▶ [Work task]:
Each line that includes "Level" must be copied from the records.

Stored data

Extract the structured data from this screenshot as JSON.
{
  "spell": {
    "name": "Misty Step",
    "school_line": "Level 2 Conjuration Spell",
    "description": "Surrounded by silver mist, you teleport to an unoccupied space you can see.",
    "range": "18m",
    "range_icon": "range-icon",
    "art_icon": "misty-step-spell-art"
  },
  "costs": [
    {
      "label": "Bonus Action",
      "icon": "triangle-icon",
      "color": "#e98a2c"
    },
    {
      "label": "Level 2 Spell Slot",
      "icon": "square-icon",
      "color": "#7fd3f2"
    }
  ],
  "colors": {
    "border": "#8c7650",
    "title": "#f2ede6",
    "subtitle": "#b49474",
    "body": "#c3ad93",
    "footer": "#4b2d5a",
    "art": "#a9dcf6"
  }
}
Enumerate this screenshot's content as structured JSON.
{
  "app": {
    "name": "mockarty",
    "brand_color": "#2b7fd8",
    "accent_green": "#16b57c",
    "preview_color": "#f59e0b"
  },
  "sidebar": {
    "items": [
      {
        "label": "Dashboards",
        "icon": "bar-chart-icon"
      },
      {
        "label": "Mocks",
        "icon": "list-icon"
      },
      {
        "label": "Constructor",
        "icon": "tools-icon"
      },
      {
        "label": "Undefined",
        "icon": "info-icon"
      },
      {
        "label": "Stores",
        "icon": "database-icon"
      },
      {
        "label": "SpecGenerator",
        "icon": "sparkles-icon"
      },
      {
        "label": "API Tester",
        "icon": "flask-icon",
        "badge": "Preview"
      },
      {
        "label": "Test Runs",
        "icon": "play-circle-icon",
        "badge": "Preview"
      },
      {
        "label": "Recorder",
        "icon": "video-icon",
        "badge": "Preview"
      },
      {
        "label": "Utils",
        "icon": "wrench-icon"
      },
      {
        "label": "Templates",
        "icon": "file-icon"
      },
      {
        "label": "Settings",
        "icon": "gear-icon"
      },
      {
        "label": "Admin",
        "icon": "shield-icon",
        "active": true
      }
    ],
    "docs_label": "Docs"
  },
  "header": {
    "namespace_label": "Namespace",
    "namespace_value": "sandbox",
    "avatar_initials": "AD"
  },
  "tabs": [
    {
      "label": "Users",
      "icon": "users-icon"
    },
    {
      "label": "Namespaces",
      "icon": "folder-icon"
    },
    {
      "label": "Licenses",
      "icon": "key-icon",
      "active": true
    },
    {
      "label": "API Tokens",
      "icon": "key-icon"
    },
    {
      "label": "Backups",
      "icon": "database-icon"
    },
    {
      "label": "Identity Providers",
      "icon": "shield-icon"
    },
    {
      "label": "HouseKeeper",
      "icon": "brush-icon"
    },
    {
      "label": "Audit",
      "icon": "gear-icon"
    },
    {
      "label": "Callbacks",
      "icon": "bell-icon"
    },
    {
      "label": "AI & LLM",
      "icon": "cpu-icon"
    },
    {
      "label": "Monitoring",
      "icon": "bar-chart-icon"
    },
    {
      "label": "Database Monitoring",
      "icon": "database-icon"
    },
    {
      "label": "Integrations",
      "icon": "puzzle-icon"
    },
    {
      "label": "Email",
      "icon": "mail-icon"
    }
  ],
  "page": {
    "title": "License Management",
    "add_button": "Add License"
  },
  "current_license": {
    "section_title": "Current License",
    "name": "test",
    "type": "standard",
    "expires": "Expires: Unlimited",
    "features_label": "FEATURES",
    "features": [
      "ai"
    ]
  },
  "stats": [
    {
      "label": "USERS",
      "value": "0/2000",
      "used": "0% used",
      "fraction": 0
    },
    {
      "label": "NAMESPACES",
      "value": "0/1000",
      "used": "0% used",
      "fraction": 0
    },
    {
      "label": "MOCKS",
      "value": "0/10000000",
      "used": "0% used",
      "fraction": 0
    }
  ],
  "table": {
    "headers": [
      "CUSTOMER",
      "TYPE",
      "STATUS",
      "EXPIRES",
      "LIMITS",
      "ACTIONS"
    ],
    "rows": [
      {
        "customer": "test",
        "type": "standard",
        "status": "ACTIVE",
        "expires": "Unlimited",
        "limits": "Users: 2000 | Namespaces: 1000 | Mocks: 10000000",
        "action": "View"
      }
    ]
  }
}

▶ [Response]:
    "school_line": "Level 2 Conjuration Spell",
      "label": "Level 2 Spell Slot",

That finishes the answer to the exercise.